Abalone is a luxury shellfish that is often served at Chinese weddings and other celebrations. Although preparation of abalone starts several days in advance, it is surprisingly easy to make, as long as you have a slow cooker. In fact, I like my mom’s abalone much much more than the ones I’ve had in high-end Chinese restaurants. I’ve shared her recipe below, just in time for Chinese New Year.
Cooking with Alison’s Mom (Part 6)
Dried birds’ nests (also known as swallows’ nests) are considered a Chinese delicacy. Bird’s nests are believed to have many health benefits, including improving overall health and combating signs of aging. There are 3 different types of bird’s nest and they can be distinguished by their differing colours. The colours are, in order of increasing price, white, yellow (shown in the photos below), and red. Some people say that drinking a few spoonfuls of birds’ nest each day will keep you looking young and feeling healthy.
Bird’s nest is most commonly used to make a Chinese sweet dessert soup. After being boiled, bird’s nest becomes gelatinous in texture. It is pretty much flavourless. Here is my mom’s simple recipe for bird’s nest soup. Alternatively, we also make the birds’ nest without the rock sugar and then mix a few spoonfuls of it into a bowl of warm milk.

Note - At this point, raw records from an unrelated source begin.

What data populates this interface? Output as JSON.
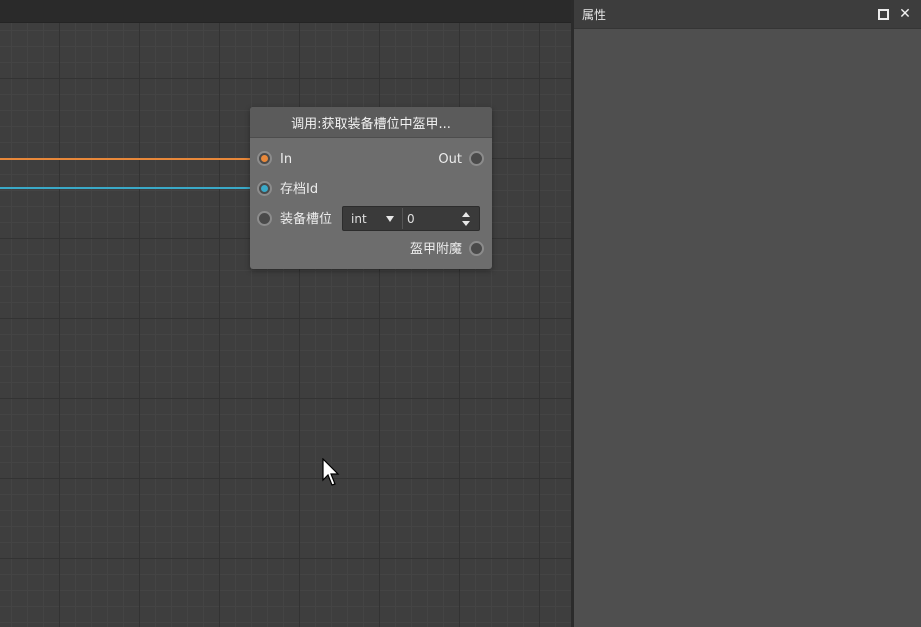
{
  "properties_panel": {
    "title": "属性",
    "maximize_icon": "maximize-icon",
    "close_icon": "close-icon"
  },
  "wires": {
    "exec_color": "#e8883a",
    "data_color": "#3aa9c8"
  },
  "node": {
    "title": "调用:获取装备槽位中盔甲...",
    "pins": {
      "in_label": "In",
      "out_label": "Out",
      "save_id_label": "存档Id",
      "slot_label": "装备槽位",
      "output_label": "盔甲附魔"
    },
    "slot_widget": {
      "type_value": "int",
      "number_value": "0"
    }
  },
  "colors": {
    "exec_pin": "#e8883a",
    "data_pin": "#3aa9c8"
  }
}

I love drinking it with milk just before bed.
Cooking with Alison’s Mom (Part 5)
According to Chinese medicine, “dong chong cho” or ‘winter worm summer grass’ or caterpillar fungus (ophiocordyceps sinensis), has many health benefits. Despite its high price tag, many Chinese families will boil it in a soup to improve their health. After being boiled, the “dong chong cho” does not really taste like anything, and it has a nice slight crunch in texture. This is how my mom makes “dong chong cho” soup.
Cooking with Alison’s Mom (Part 4)

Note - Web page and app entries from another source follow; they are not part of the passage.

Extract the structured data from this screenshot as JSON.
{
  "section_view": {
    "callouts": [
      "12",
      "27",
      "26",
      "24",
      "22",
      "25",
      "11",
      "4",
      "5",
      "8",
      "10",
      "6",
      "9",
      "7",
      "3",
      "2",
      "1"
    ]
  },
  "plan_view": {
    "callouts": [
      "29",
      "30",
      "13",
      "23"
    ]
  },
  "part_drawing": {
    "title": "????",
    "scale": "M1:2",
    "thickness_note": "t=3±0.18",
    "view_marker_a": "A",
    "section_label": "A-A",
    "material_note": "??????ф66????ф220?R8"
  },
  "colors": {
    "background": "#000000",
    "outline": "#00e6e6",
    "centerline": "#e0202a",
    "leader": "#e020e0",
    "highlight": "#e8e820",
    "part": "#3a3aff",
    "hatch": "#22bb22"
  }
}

Conch is seafood, and is basically a large sea snail. Conch soup is one of my favourite Chinese soups, because boiling fresh conch until it is soft, but still chewy, is my favourite way to cook it. Conch can also be stir fried, braised, steamed, baked, or BBQ’d whole in its shell. But note that the part of the conch that is found on the inside of the shell is the most tender, so use this part for quick cooking. The ‘head’ of the conch is better used for soup, as it is quite a bit tougher. Be sure to use fresh, live conch. When you’re in the grocery store, poke the muscle (or ‘head’) of the conch (not the shell). If it retracts into its shell, then it is alive. The faster it moves, the better. Ask the staff to remove the shell for you. The type of conch that we use for this soup is shown in the photo below.

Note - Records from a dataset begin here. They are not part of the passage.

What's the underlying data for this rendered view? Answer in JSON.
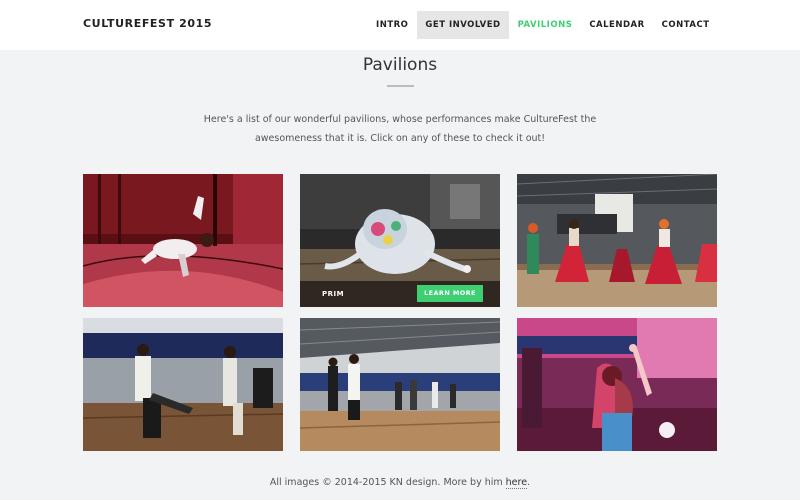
{
  "brand": "CULTUREFEST 2015",
  "nav": {
    "intro": "INTRO",
    "get_involved": "GET INVOLVED",
    "pavilions": "PAVILIONS",
    "calendar": "CALENDAR",
    "contact": "CONTACT"
  },
  "main": {
    "title": "Pavilions",
    "intro_line1": "Here's a list of our wonderful pavilions, whose performances make CultureFest the",
    "intro_line2": "awesomeness that it is. Click on any of these to check it out!"
  },
  "tiles": {
    "hovered": {
      "label": "PRIM",
      "button": "LEARN MORE"
    }
  },
  "footer": {
    "text": "All images © 2014-2015 KN design. More by him",
    "link": "here",
    "end": "."
  },
  "colors": {
    "accent": "#3ecf73",
    "nav_hover_bg": "#e6e6e6",
    "page_bg": "#f2f3f5"
  }
}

First off, you should know that this recipe is, by no means, an authentic curry recipe from any part of the world. However, it is addictively delicious and ridiculously easy to make. I don’t normally post recipes that aren’t traditional or authentic, so believe me when I say that this recipe is worth sharing. I wouldn’t be surprised if it instantly becomes one of your family favourite recipes. It’s mild in heat, buttery, and slightly sweet. My sister’s friend, Chelsea, introduced me to this recipe. She made it for us and a large group of people at a ski chalet, once. Every single person loved it. I made it for John’s mom one day and she loved it too. This is a great dish to make for a crowd.
The key to making this sauce more than just a sum of its 4 ingredients, is to use high quality and complex curry powder. I’ve had the best success using Malaysian meat curry powder. Otherwise, it will taste like a curried, honey dijon chicken dish. But even the curried, honey dijon chicken tastes great, so use whatever you have on hand. Note that if you use a yellow curry powder, the colour of your sauce will be more yellow than mine. Ideally, you want the dijon mustard to be indiscernible, leaving your guests wondering what’s behind that addictive flavour.